## Data extract
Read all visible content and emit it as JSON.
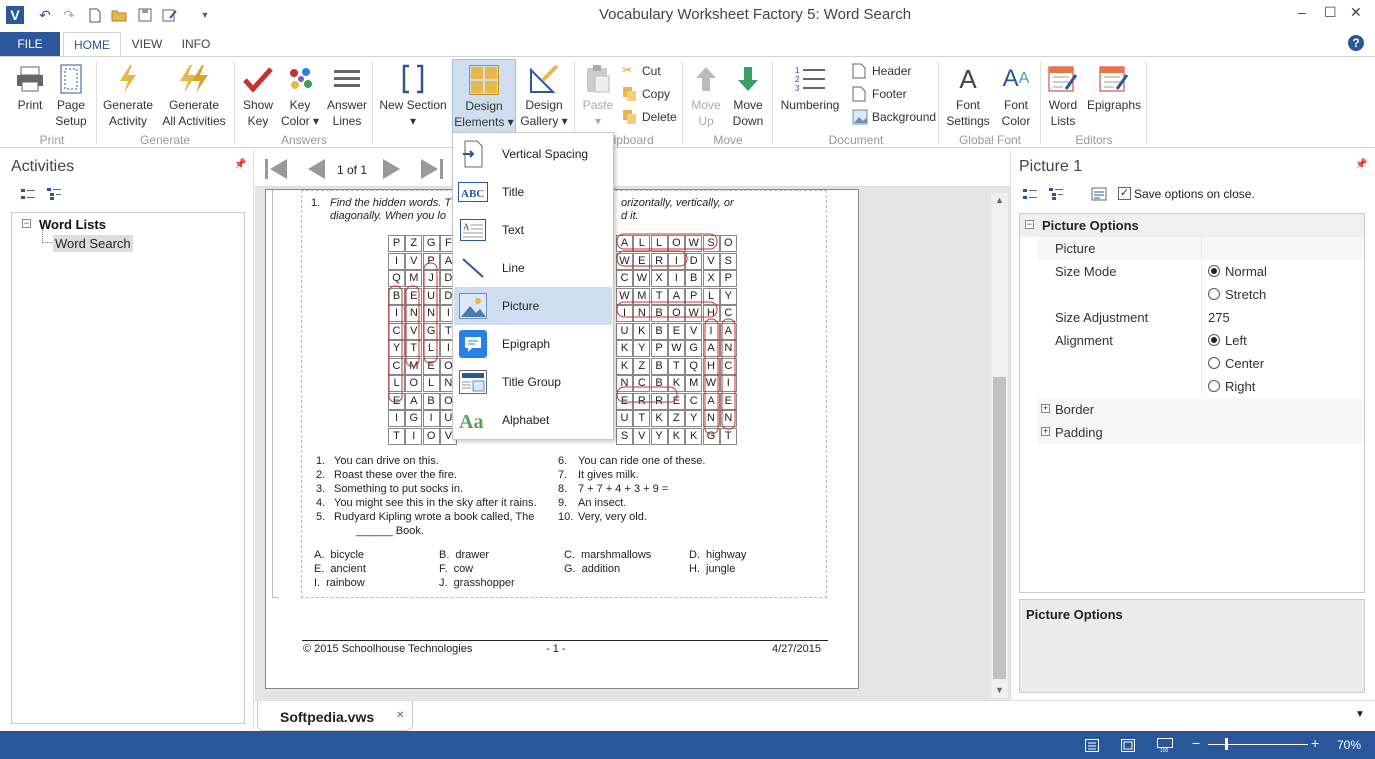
{
  "window": {
    "title": "Vocabulary Worksheet Factory 5: Word Search",
    "controls": [
      "–",
      "☐",
      "✕"
    ]
  },
  "tabs": [
    {
      "label": "FILE"
    },
    {
      "label": "HOME"
    },
    {
      "label": "VIEW"
    },
    {
      "label": "INFO"
    }
  ],
  "ribbon": {
    "print": "Print",
    "page_setup": [
      "Page",
      "Setup"
    ],
    "group_print": "Print",
    "gen_activity": [
      "Generate",
      "Activity"
    ],
    "gen_all": [
      "Generate",
      "All Activities"
    ],
    "group_generate": "Generate",
    "show_key": [
      "Show",
      "Key"
    ],
    "key_color": [
      "Key",
      "Color ▾"
    ],
    "answer_lines": [
      "Answer",
      "Lines"
    ],
    "group_answers": "Answers",
    "new_section": [
      "New Section",
      "▾"
    ],
    "design_elements": [
      "Design",
      "Elements ▾"
    ],
    "design_gallery": [
      "Design",
      "Gallery ▾"
    ],
    "paste": [
      "Paste",
      "▾"
    ],
    "cut": "Cut",
    "copy": "Copy",
    "delete": "Delete",
    "group_clipboard": "Clipboard",
    "move_up": [
      "Move",
      "Up"
    ],
    "move_down": [
      "Move",
      "Down"
    ],
    "group_move": "Move",
    "numbering": "Numbering",
    "header": "Header",
    "footer": "Footer",
    "background": "Background",
    "group_document": "Document",
    "font_settings": [
      "Font",
      "Settings"
    ],
    "font_color": [
      "Font",
      "Color"
    ],
    "group_font": "Global Font",
    "word_lists": [
      "Word",
      "Lists"
    ],
    "epigraphs": "Epigraphs",
    "group_editors": "Editors"
  },
  "dropdown": {
    "items": [
      {
        "label": "Vertical Spacing",
        "icon": "vertical-spacing-icon"
      },
      {
        "label": "Title",
        "icon": "title-abc-icon"
      },
      {
        "label": "Text",
        "icon": "text-icon"
      },
      {
        "label": "Line",
        "icon": "line-icon"
      },
      {
        "label": "Picture",
        "icon": "picture-icon"
      },
      {
        "label": "Epigraph",
        "icon": "epigraph-icon"
      },
      {
        "label": "Title Group",
        "icon": "title-group-icon"
      },
      {
        "label": "Alphabet",
        "icon": "alphabet-icon"
      }
    ],
    "selected": "Picture"
  },
  "activities": {
    "title": "Activities",
    "tree": {
      "root": "Word Lists",
      "child": "Word Search"
    }
  },
  "navigator": {
    "page": "1 of 1"
  },
  "worksheet": {
    "instruction_num": "1.",
    "instruction_a": "Find the hidden words. T",
    "instruction_a2": "orizontally, vertically, or",
    "instruction_b": "diagonally. When you lo",
    "instruction_b2": "d it.",
    "grid_left": [
      [
        "P",
        "Z",
        "G",
        "F"
      ],
      [
        "I",
        "V",
        "P",
        "A"
      ],
      [
        "Q",
        "M",
        "J",
        "D"
      ],
      [
        "B",
        "E",
        "U",
        "D"
      ],
      [
        "I",
        "N",
        "N",
        "I"
      ],
      [
        "C",
        "V",
        "G",
        "T"
      ],
      [
        "Y",
        "T",
        "L",
        "I"
      ],
      [
        "C",
        "M",
        "E",
        "O"
      ],
      [
        "L",
        "O",
        "L",
        "N"
      ],
      [
        "E",
        "A",
        "B",
        "O"
      ],
      [
        "I",
        "G",
        "I",
        "U"
      ],
      [
        "T",
        "I",
        "O",
        "V"
      ]
    ],
    "grid_right": [
      [
        "A",
        "L",
        "L",
        "O",
        "W",
        "S",
        "O"
      ],
      [
        "W",
        "E",
        "R",
        "I",
        "D",
        "V",
        "S"
      ],
      [
        "C",
        "W",
        "X",
        "I",
        "B",
        "X",
        "P"
      ],
      [
        "W",
        "M",
        "T",
        "A",
        "P",
        "L",
        "Y"
      ],
      [
        "I",
        "N",
        "B",
        "O",
        "W",
        "H",
        "C"
      ],
      [
        "U",
        "K",
        "B",
        "E",
        "V",
        "I",
        "A"
      ],
      [
        "K",
        "Y",
        "P",
        "W",
        "G",
        "A",
        "N"
      ],
      [
        "K",
        "Z",
        "B",
        "T",
        "Q",
        "H",
        "C"
      ],
      [
        "N",
        "C",
        "B",
        "K",
        "M",
        "W",
        "I"
      ],
      [
        "E",
        "R",
        "R",
        "E",
        "C",
        "A",
        "E"
      ],
      [
        "U",
        "T",
        "K",
        "Z",
        "Y",
        "N",
        "N"
      ],
      [
        "S",
        "V",
        "Y",
        "K",
        "K",
        "G",
        "T"
      ]
    ],
    "clues_left": [
      {
        "n": "1.",
        "t": "You can drive on this."
      },
      {
        "n": "2.",
        "t": "Roast these over the fire."
      },
      {
        "n": "3.",
        "t": "Something to put socks in."
      },
      {
        "n": "4.",
        "t": "You might see this in the sky after it rains."
      },
      {
        "n": "5.",
        "t": "Rudyard Kipling wrote a book called, The"
      },
      {
        "n": "",
        "t": "______ Book."
      }
    ],
    "clues_right": [
      {
        "n": "6.",
        "t": "You can ride one of these."
      },
      {
        "n": "7.",
        "t": "It gives milk."
      },
      {
        "n": "8.",
        "t": "7 + 7 + 4 + 3 + 9 ="
      },
      {
        "n": "9.",
        "t": "An insect."
      },
      {
        "n": "10.",
        "t": "Very, very old."
      }
    ],
    "answers": [
      {
        "l": "A.",
        "t": "bicycle"
      },
      {
        "l": "B.",
        "t": "drawer"
      },
      {
        "l": "C.",
        "t": "marshmallows"
      },
      {
        "l": "D.",
        "t": "highway"
      },
      {
        "l": "E.",
        "t": "ancient"
      },
      {
        "l": "F.",
        "t": "cow"
      },
      {
        "l": "G.",
        "t": "addition"
      },
      {
        "l": "H.",
        "t": "jungle"
      },
      {
        "l": "I.",
        "t": "rainbow"
      },
      {
        "l": "J.",
        "t": "grasshopper"
      }
    ],
    "footer_left": "© 2015 Schoolhouse Technologies",
    "footer_mid": "- 1 -",
    "footer_right": "4/27/2015"
  },
  "doc_tab": {
    "label": "Softpedia.vws",
    "close": "✕"
  },
  "right": {
    "title": "Picture 1",
    "save_label": "Save options on close.",
    "section": "Picture Options",
    "rows": {
      "picture": "Picture",
      "size_mode": "Size Mode",
      "normal": "Normal",
      "stretch": "Stretch",
      "size_adj": "Size Adjustment",
      "size_adj_val": "275",
      "alignment": "Alignment",
      "left": "Left",
      "center": "Center",
      "right": "Right",
      "border": "Border",
      "padding": "Padding"
    },
    "help_title": "Picture Options"
  },
  "status": {
    "zoom": "70%"
  }
}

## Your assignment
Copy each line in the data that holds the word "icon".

## Answer for this exercise
        "icon": "vertical-spacing-icon"
        "icon": "title-abc-icon"
        "icon": "text-icon"
        "icon": "line-icon"
        "icon": "picture-icon"
        "icon": "epigraph-icon"
        "icon": "title-group-icon"
        "icon": "alphabet-icon"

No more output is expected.